● **What you need to do**
List all lines of the data that include the string "this".

Data entries:
============

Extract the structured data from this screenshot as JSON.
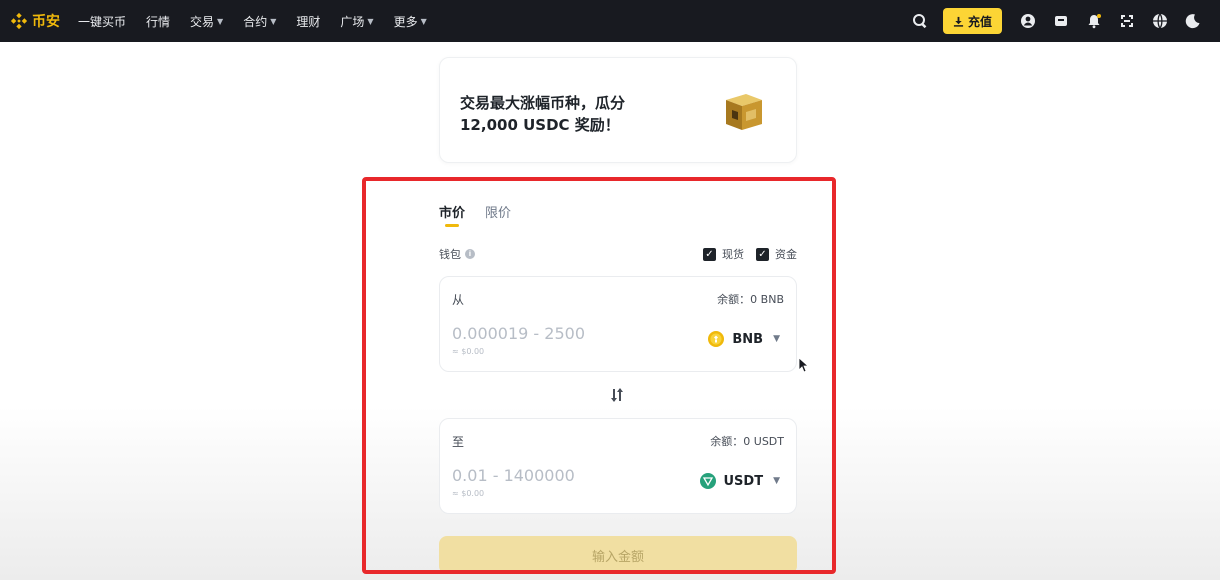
{
  "nav": {
    "logo": "币安",
    "items": [
      {
        "label": "一键买币",
        "has_dropdown": false
      },
      {
        "label": "行情",
        "has_dropdown": false
      },
      {
        "label": "交易",
        "has_dropdown": true
      },
      {
        "label": "合约",
        "has_dropdown": true
      },
      {
        "label": "理财",
        "has_dropdown": false
      },
      {
        "label": "广场",
        "has_dropdown": true
      },
      {
        "label": "更多",
        "has_dropdown": true
      }
    ],
    "deposit_label": "充值",
    "icons": [
      "search-icon",
      "download-icon",
      "user-icon",
      "wallet-icon",
      "bell-icon",
      "qr-scan-icon",
      "globe-icon",
      "moon-icon"
    ]
  },
  "promo": {
    "line1": "交易最大涨幅币种，瓜分",
    "line2": "12,000 USDC 奖励！"
  },
  "convert": {
    "tabs": [
      {
        "label": "市价",
        "active": true
      },
      {
        "label": "限价",
        "active": false
      }
    ],
    "wallet_label": "钱包",
    "checks": [
      {
        "label": "现货",
        "checked": true
      },
      {
        "label": "资金",
        "checked": true
      }
    ],
    "from": {
      "label": "从",
      "balance": "余额：0 BNB",
      "placeholder": "0.000019 - 2500",
      "usd": "≈ $0.00",
      "coin": "BNB",
      "coin_color": "#f0b90b"
    },
    "to": {
      "label": "至",
      "balance": "余额：0 USDT",
      "placeholder": "0.01 - 1400000",
      "usd": "≈ $0.00",
      "coin": "USDT",
      "coin_color": "#26a17b"
    },
    "submit_label": "输入金额"
  },
  "colors": {
    "brand": "#f0b90b",
    "highlight": "#e8282b",
    "topbar": "#181a20"
  }
}
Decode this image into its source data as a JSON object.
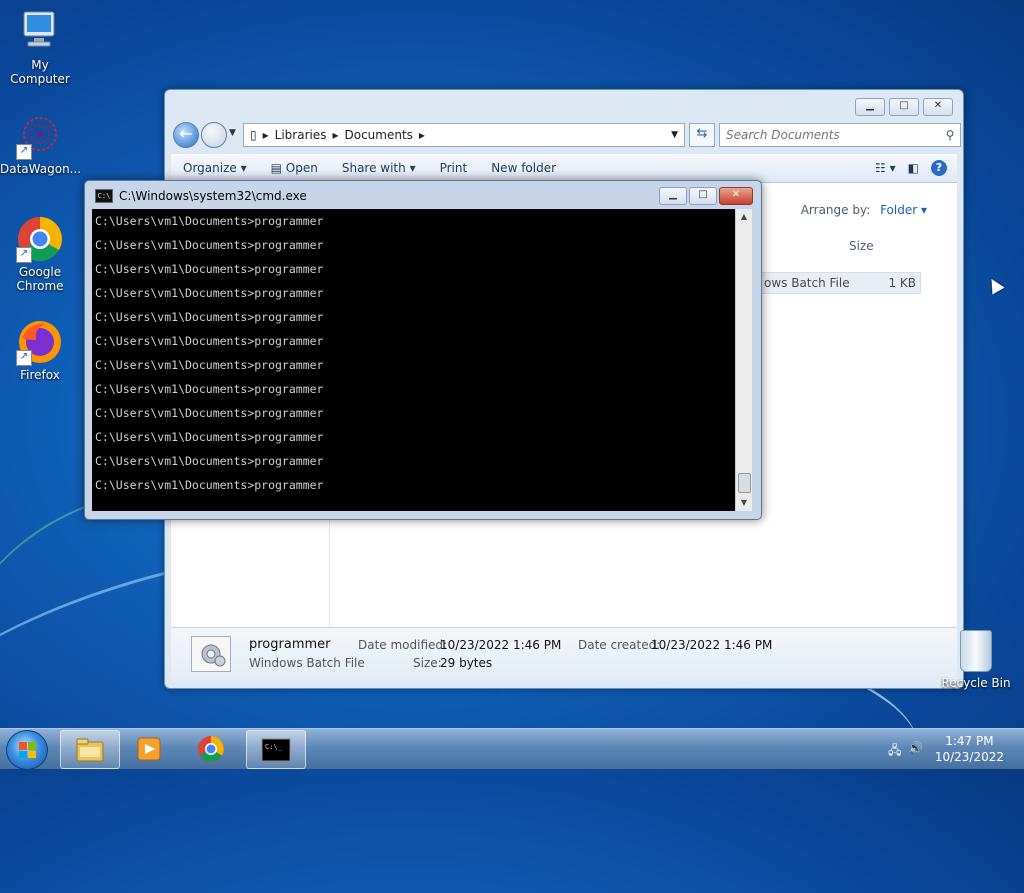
{
  "desktop": {
    "icons": [
      {
        "label": "My Computer"
      },
      {
        "label": "DataWagon..."
      },
      {
        "label": "Google Chrome"
      },
      {
        "label": "Firefox"
      }
    ],
    "recycle_bin": "Recycle Bin"
  },
  "explorer": {
    "breadcrumbs": [
      "Libraries",
      "Documents"
    ],
    "search_placeholder": "Search Documents",
    "commands": {
      "organize": "Organize",
      "open": "Open",
      "share_with": "Share with",
      "print": "Print",
      "new_folder": "New folder"
    },
    "arrange_by_label": "Arrange by:",
    "arrange_by_value": "Folder",
    "column_size": "Size",
    "file_row": {
      "type": "ows Batch File",
      "size": "1 KB"
    },
    "details": {
      "name": "programmer",
      "type": "Windows Batch File",
      "date_modified_label": "Date modified:",
      "date_modified": "10/23/2022 1:46 PM",
      "date_created_label": "Date created:",
      "date_created": "10/23/2022 1:46 PM",
      "size_label": "Size:",
      "size": "29 bytes"
    }
  },
  "cmd": {
    "title": "C:\\Windows\\system32\\cmd.exe",
    "lines": [
      "C:\\Users\\vm1\\Documents>programmer",
      "C:\\Users\\vm1\\Documents>programmer",
      "C:\\Users\\vm1\\Documents>programmer",
      "C:\\Users\\vm1\\Documents>programmer",
      "C:\\Users\\vm1\\Documents>programmer",
      "C:\\Users\\vm1\\Documents>programmer",
      "C:\\Users\\vm1\\Documents>programmer",
      "C:\\Users\\vm1\\Documents>programmer",
      "C:\\Users\\vm1\\Documents>programmer",
      "C:\\Users\\vm1\\Documents>programmer",
      "C:\\Users\\vm1\\Documents>programmer",
      "C:\\Users\\vm1\\Documents>programmer"
    ]
  },
  "taskbar": {
    "time": "1:47 PM",
    "date": "10/23/2022"
  }
}
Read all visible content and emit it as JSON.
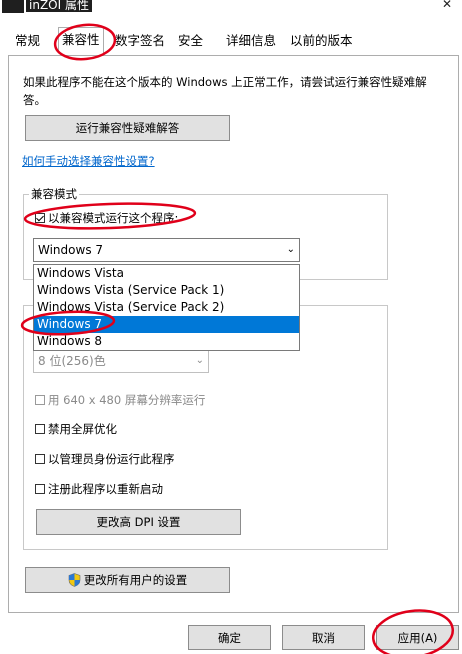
{
  "window": {
    "title": "inZOI 属性",
    "close_glyph": "✕"
  },
  "tabs": [
    {
      "label": "常规"
    },
    {
      "label": "兼容性",
      "active": true
    },
    {
      "label": "数字签名"
    },
    {
      "label": "安全"
    },
    {
      "label": "详细信息"
    },
    {
      "label": "以前的版本"
    }
  ],
  "compat": {
    "description": "如果此程序不能在这个版本的 Windows 上正常工作，请尝试运行兼容性疑难解答。",
    "troubleshoot_button": "运行兼容性疑难解答",
    "manual_link": "如何手动选择兼容性设置?",
    "mode_group_label": "兼容模式",
    "mode_checkbox_label": "以兼容模式运行这个程序:",
    "mode_checked": true,
    "selected_os": "Windows 7",
    "os_options": [
      "Windows Vista",
      "Windows Vista (Service Pack 1)",
      "Windows Vista (Service Pack 2)",
      "Windows 7",
      "Windows 8"
    ],
    "color_select_value": "8 位(256)色",
    "res_checkbox_label": "用 640 x 480 屏幕分辨率运行",
    "fullscreen_checkbox_label": "禁用全屏优化",
    "admin_checkbox_label": "以管理员身份运行此程序",
    "restart_checkbox_label": "注册此程序以重新启动",
    "dpi_button": "更改高 DPI 设置",
    "all_users_button": "更改所有用户的设置"
  },
  "footer": {
    "ok": "确定",
    "cancel": "取消",
    "apply": "应用(A)"
  },
  "colors": {
    "selection": "#0078d7",
    "link": "#0066cc",
    "annotation": "#e0001a",
    "button_face": "#e1e1e1"
  }
}
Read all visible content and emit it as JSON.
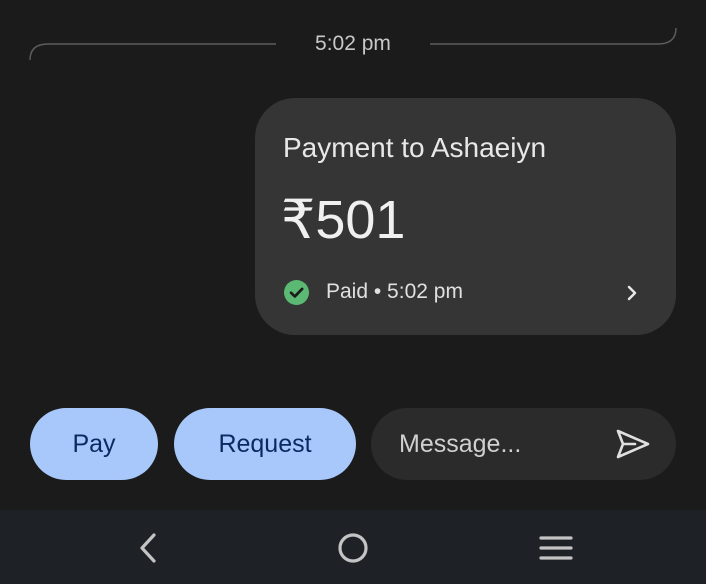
{
  "conversation": {
    "timestamp": "5:02 pm"
  },
  "payment_card": {
    "title": "Payment to Ashaeiyn",
    "amount": "₹501",
    "status": "Paid • 5:02 pm",
    "status_icon": "check-circle-icon",
    "status_color": "#5bb974",
    "chevron_icon": "chevron-right-icon"
  },
  "actions": {
    "pay_label": "Pay",
    "request_label": "Request"
  },
  "composer": {
    "placeholder": "Message...",
    "value": "",
    "send_icon": "send-icon"
  },
  "nav_bar": {
    "back_icon": "back-icon",
    "home_icon": "home-icon",
    "recents_icon": "recents-icon"
  },
  "colors": {
    "background": "#1b1b1b",
    "card": "#353535",
    "button_fill": "#a8c7fa",
    "button_text": "#0b2b60",
    "composer": "#2b2b2b",
    "nav_bar": "#1e2125"
  }
}
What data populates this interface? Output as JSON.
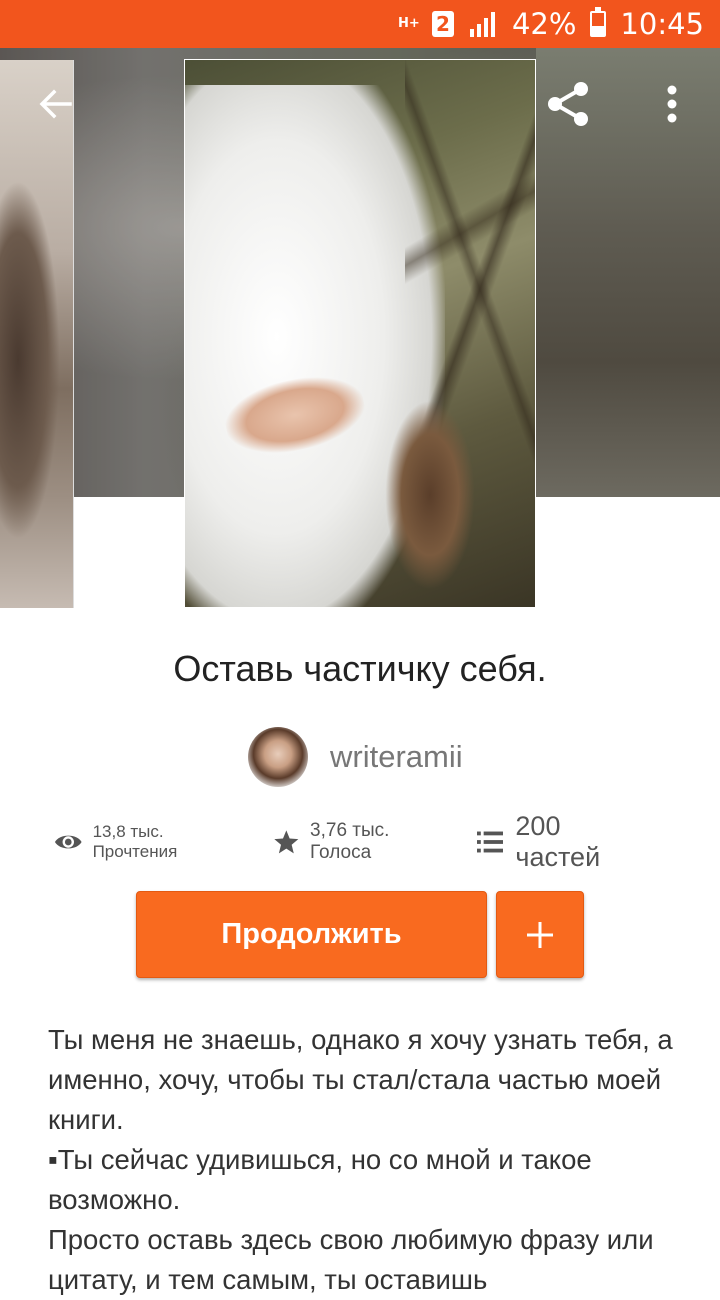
{
  "status_bar": {
    "network": "H+",
    "sim": "2",
    "battery_percent": "42%",
    "battery_level": 0.42,
    "time": "10:45"
  },
  "header": {
    "icons": [
      "back-arrow-icon",
      "share-icon",
      "more-vert-icon"
    ]
  },
  "story": {
    "title": "Оставь частичку себя.",
    "author": "writeramii"
  },
  "stats": {
    "reads": "13,8 тыс. Прочтения",
    "votes": "3,76 тыс. Голоса",
    "parts": "200 частей"
  },
  "actions": {
    "continue_label": "Продолжить",
    "add_label": "+"
  },
  "description": {
    "lines": [
      "Ты меня не знаешь, однако я хочу узнать тебя, а именно, хочу, чтобы ты стал/стала частью моей книги.",
      "▪Ты сейчас удивишься, но со мной и такое возможно.",
      "Просто оставь здесь свою любимую фразу или цитату, и тем самым, ты оставишь"
    ]
  },
  "colors": {
    "accent": "#f96a1f",
    "status_bar": "#f2551d",
    "title_text": "#222222",
    "muted_text": "#777777"
  }
}
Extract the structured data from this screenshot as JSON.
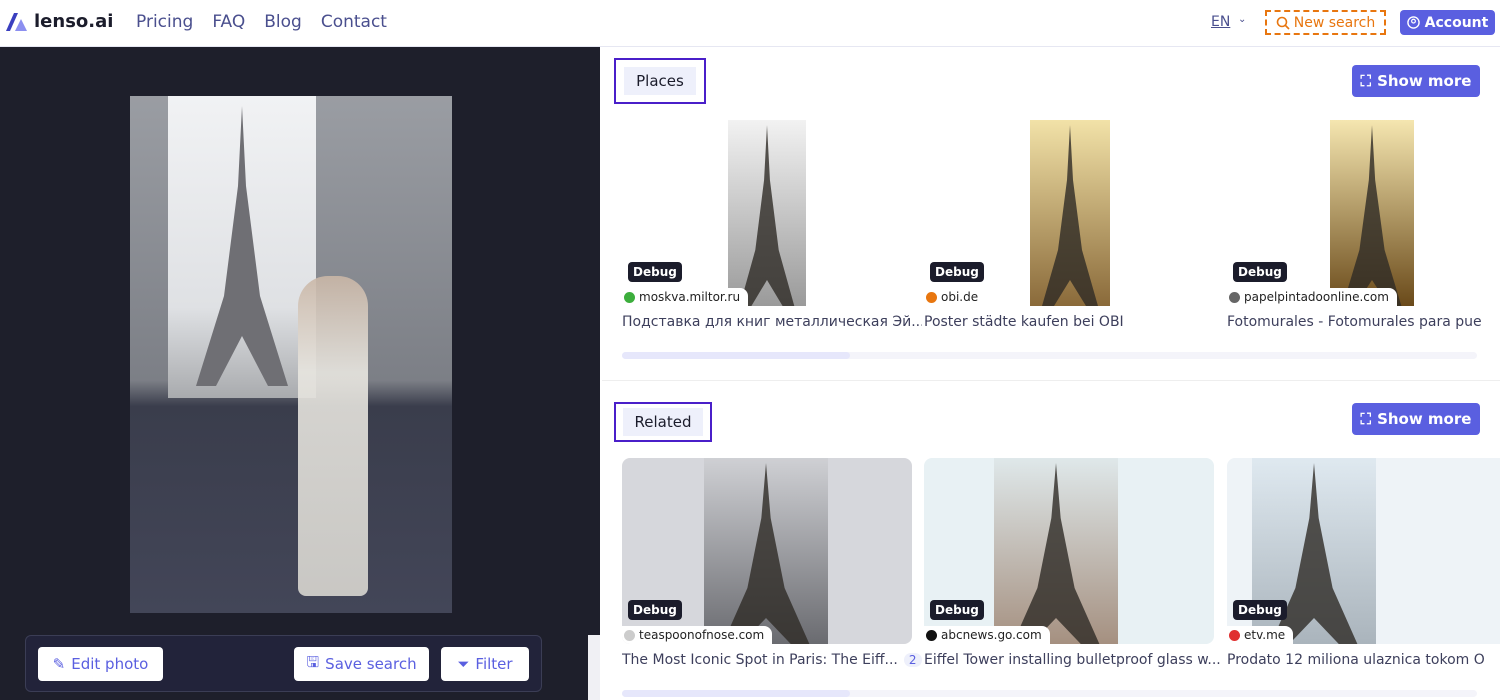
{
  "header": {
    "brand": "lenso.ai",
    "nav": [
      "Pricing",
      "FAQ",
      "Blog",
      "Contact"
    ],
    "language": "EN",
    "new_search": "New search",
    "account": "Account"
  },
  "colors": {
    "accent": "#5a5fe0",
    "highlight_border": "#4a1fc9",
    "new_search": "#e8760f"
  },
  "toolbar": {
    "edit": "Edit photo",
    "save": "Save search",
    "filter": "Filter"
  },
  "places": {
    "title": "Places",
    "show_more": "Show more",
    "items": [
      {
        "badge": "Debug",
        "source": "moskva.miltor.ru",
        "title": "Подставка для книг металлическая Эй...",
        "fav": "#3cae3c",
        "bg": "#fff",
        "strip": "linear-gradient(#f2f2f2,#9a9a9a)"
      },
      {
        "badge": "Debug",
        "source": "obi.de",
        "title": "Poster städte kaufen bei OBI",
        "fav": "#e8760f",
        "bg": "#fff",
        "strip": "linear-gradient(#f2e2a8,#8a6a3a)"
      },
      {
        "badge": "Debug",
        "source": "papelpintadoonline.com",
        "title": "Fotomurales - Fotomurales para pue",
        "fav": "#666",
        "bg": "#fff",
        "strip": "linear-gradient(#f5e6b0,#6a4a1a)"
      }
    ]
  },
  "related": {
    "title": "Related",
    "show_more": "Show more",
    "items": [
      {
        "badge": "Debug",
        "source": "teaspoonofnose.com",
        "title": "The Most Iconic Spot in Paris: The Eiff...",
        "count": "2",
        "fav": "#ccc",
        "bg": "#d6d7dc",
        "strip": "linear-gradient(#cfd0d4,#6a6b70)"
      },
      {
        "badge": "Debug",
        "source": "abcnews.go.com",
        "title": "Eiffel Tower installing bulletproof glass w...",
        "fav": "#111",
        "bg": "#e8f1f4",
        "strip": "linear-gradient(#dfe8ea,#a59080)"
      },
      {
        "badge": "Debug",
        "source": "etv.me",
        "title": "Prodato 12 miliona ulaznica tokom O",
        "fav": "#e03030",
        "bg": "#eef3f7",
        "strip": "linear-gradient(#dfe9f0,#aab4bc)"
      }
    ]
  }
}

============

● **Answer section**
Extract the structured data from this screenshot as JSON.
Decode this image into its source data as a JSON object.
What data populates this interface? Output as JSON.
Extract the structured data from this screenshot as JSON.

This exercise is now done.